● **TASK DETAILS**
Could you copy the lines below exactly, leaving none out?

═════ DATA FOR THIS TASK

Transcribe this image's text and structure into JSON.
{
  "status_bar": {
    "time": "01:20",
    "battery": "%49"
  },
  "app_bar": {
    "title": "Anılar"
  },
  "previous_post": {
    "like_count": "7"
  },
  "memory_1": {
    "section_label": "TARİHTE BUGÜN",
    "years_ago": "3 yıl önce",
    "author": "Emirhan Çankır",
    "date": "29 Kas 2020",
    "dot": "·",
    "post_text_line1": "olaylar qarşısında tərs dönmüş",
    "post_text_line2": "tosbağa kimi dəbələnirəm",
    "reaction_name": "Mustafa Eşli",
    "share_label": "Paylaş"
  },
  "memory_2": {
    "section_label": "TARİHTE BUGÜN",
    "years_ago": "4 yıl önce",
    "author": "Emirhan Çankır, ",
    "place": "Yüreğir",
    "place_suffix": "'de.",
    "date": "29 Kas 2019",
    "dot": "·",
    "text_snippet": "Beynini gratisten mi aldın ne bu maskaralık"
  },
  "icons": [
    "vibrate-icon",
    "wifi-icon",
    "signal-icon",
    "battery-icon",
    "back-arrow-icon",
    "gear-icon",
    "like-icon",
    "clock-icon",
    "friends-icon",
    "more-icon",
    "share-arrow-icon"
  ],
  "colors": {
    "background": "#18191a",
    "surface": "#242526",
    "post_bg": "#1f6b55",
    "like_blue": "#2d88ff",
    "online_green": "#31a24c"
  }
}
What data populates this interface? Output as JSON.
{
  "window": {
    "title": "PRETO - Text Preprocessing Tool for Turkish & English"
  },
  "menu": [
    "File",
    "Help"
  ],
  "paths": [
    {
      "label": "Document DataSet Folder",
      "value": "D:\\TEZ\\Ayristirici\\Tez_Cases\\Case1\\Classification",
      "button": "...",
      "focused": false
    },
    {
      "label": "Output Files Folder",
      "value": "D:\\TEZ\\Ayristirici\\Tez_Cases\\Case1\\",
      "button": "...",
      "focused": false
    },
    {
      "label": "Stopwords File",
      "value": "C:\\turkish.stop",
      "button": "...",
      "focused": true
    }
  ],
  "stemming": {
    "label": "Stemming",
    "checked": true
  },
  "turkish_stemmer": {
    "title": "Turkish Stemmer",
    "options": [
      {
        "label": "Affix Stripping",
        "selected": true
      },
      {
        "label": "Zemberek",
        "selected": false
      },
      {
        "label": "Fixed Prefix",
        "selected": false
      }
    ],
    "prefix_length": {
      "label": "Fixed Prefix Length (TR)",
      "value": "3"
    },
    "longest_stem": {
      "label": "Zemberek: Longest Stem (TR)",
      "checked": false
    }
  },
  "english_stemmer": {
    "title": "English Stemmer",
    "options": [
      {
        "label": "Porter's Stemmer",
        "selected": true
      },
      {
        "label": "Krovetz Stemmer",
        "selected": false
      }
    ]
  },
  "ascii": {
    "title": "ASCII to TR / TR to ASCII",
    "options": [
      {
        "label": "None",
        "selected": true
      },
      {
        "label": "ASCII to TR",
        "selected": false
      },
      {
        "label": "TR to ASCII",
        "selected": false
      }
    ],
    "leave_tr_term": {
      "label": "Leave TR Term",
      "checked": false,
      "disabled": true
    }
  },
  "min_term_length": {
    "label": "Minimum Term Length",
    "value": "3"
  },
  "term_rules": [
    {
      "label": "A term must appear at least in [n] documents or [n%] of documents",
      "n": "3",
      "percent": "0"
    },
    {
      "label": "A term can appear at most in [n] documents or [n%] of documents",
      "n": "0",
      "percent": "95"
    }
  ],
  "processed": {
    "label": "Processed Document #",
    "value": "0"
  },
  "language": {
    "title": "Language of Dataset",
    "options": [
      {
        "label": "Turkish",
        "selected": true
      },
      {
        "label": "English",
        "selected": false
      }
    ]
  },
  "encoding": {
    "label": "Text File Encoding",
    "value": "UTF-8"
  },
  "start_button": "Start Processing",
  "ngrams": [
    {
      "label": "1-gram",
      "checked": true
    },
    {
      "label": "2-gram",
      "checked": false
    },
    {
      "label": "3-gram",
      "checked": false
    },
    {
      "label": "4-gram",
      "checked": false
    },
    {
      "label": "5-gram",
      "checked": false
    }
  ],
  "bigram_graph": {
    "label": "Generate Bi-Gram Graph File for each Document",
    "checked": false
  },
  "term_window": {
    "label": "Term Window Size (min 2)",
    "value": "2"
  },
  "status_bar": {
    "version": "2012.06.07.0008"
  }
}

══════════

● **TASK OUTPUT**
Transcribe this image's text and structure into JSON.
{
  "status_bar": {
    "time": "01:20",
    "battery": "%49"
  },
  "app_bar": {
    "title": "Anılar"
  },
  "previous_post": {
    "like_count": "7"
  },
  "memory_1": {
    "section_label": "TARİHTE BUGÜN",
    "years_ago": "3 yıl önce",
    "author": "Emirhan Çankır",
    "date": "29 Kas 2020",
    "dot": "·",
    "post_text_line1": "olaylar qarşısında tərs dönmüş",
    "post_text_line2": "tosbağa kimi dəbələnirəm",
    "reaction_name": "Mustafa Eşli",
    "share_label": "Paylaş"
  },
  "memory_2": {
    "section_label": "TARİHTE BUGÜN",
    "years_ago": "4 yıl önce",
    "author": "Emirhan Çankır, ",
    "place": "Yüreğir",
    "place_suffix": "'de.",
    "date": "29 Kas 2019",
    "dot": "·",
    "text_snippet": "Beynini gratisten mi aldın ne bu maskaralık"
  },
  "icons": [
    "vibrate-icon",
    "wifi-icon",
    "signal-icon",
    "battery-icon",
    "back-arrow-icon",
    "gear-icon",
    "like-icon",
    "clock-icon",
    "friends-icon",
    "more-icon",
    "share-arrow-icon"
  ],
  "colors": {
    "background": "#18191a",
    "surface": "#242526",
    "post_bg": "#1f6b55",
    "like_blue": "#2d88ff",
    "online_green": "#31a24c"
  }
}
What data populates this interface? Output as JSON.
{
  "window": {
    "title": "PRETO - Text Preprocessing Tool for Turkish & English"
  },
  "menu": [
    "File",
    "Help"
  ],
  "paths": [
    {
      "label": "Document DataSet Folder",
      "value": "D:\\TEZ\\Ayristirici\\Tez_Cases\\Case1\\Classification",
      "button": "...",
      "focused": false
    },
    {
      "label": "Output Files Folder",
      "value": "D:\\TEZ\\Ayristirici\\Tez_Cases\\Case1\\",
      "button": "...",
      "focused": false
    },
    {
      "label": "Stopwords File",
      "value": "C:\\turkish.stop",
      "button": "...",
      "focused": true
    }
  ],
  "stemming": {
    "label": "Stemming",
    "checked": true
  },
  "turkish_stemmer": {
    "title": "Turkish Stemmer",
    "options": [
      {
        "label": "Affix Stripping",
        "selected": true
      },
      {
        "label": "Zemberek",
        "selected": false
      },
      {
        "label": "Fixed Prefix",
        "selected": false
      }
    ],
    "prefix_length": {
      "label": "Fixed Prefix Length (TR)",
      "value": "3"
    },
    "longest_stem": {
      "label": "Zemberek: Longest Stem (TR)",
      "checked": false
    }
  },
  "english_stemmer": {
    "title": "English Stemmer",
    "options": [
      {
        "label": "Porter's Stemmer",
        "selected": true
      },
      {
        "label": "Krovetz Stemmer",
        "selected": false
      }
    ]
  },
  "ascii": {
    "title": "ASCII to TR / TR to ASCII",
    "options": [
      {
        "label": "None",
        "selected": true
      },
      {
        "label": "ASCII to TR",
        "selected": false
      },
      {
        "label": "TR to ASCII",
        "selected": false
      }
    ],
    "leave_tr_term": {
      "label": "Leave TR Term",
      "checked": false,
      "disabled": true
    }
  },
  "min_term_length": {
    "label": "Minimum Term Length",
    "value": "3"
  },
  "term_rules": [
    {
      "label": "A term must appear at least in [n] documents or [n%] of documents",
      "n": "3",
      "percent": "0"
    },
    {
      "label": "A term can appear at most in [n] documents or [n%] of documents",
      "n": "0",
      "percent": "95"
    }
  ],
  "processed": {
    "label": "Processed Document #",
    "value": "0"
  },
  "language": {
    "title": "Language of Dataset",
    "options": [
      {
        "label": "Turkish",
        "selected": true
      },
      {
        "label": "English",
        "selected": false
      }
    ]
  },
  "encoding": {
    "label": "Text File Encoding",
    "value": "UTF-8"
  },
  "start_button": "Start Processing",
  "ngrams": [
    {
      "label": "1-gram",
      "checked": true
    },
    {
      "label": "2-gram",
      "checked": false
    },
    {
      "label": "3-gram",
      "checked": false
    },
    {
      "label": "4-gram",
      "checked": false
    },
    {
      "label": "5-gram",
      "checked": false
    }
  ],
  "bigram_graph": {
    "label": "Generate Bi-Gram Graph File for each Document",
    "checked": false
  },
  "term_window": {
    "label": "Term Window Size (min 2)",
    "value": "2"
  },
  "status_bar": {
    "version": "2012.06.07.0008"
  }
}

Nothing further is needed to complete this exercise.